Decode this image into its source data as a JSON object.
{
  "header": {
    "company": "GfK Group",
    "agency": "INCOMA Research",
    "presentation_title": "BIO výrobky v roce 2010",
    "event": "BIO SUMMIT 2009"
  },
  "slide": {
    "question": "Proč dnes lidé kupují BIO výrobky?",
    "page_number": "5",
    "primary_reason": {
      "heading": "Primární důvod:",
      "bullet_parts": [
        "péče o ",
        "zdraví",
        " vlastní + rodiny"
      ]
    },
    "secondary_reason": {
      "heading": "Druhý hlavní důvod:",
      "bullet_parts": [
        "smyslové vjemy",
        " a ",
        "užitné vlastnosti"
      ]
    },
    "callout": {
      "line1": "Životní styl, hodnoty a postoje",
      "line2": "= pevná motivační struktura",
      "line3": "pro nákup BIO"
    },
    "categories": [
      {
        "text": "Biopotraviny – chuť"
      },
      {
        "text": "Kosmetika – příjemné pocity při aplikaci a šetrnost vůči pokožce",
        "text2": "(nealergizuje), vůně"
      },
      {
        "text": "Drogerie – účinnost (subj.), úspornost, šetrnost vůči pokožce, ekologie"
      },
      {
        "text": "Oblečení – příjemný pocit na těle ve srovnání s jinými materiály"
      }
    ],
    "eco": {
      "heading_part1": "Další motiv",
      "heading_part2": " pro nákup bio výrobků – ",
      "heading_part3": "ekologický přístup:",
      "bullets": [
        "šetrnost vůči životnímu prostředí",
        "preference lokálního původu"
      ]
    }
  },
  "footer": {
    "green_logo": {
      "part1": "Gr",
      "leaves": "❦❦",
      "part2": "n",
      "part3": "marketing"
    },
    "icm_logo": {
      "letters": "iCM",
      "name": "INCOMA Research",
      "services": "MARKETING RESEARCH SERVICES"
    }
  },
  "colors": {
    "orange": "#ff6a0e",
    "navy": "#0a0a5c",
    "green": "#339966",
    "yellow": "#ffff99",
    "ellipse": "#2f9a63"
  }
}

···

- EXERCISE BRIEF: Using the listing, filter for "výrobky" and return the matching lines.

- RESPONSE:
    "presentation_title": "BIO výrobky v roce 2010",
    "question": "Proč dnes lidé kupují BIO výrobky?",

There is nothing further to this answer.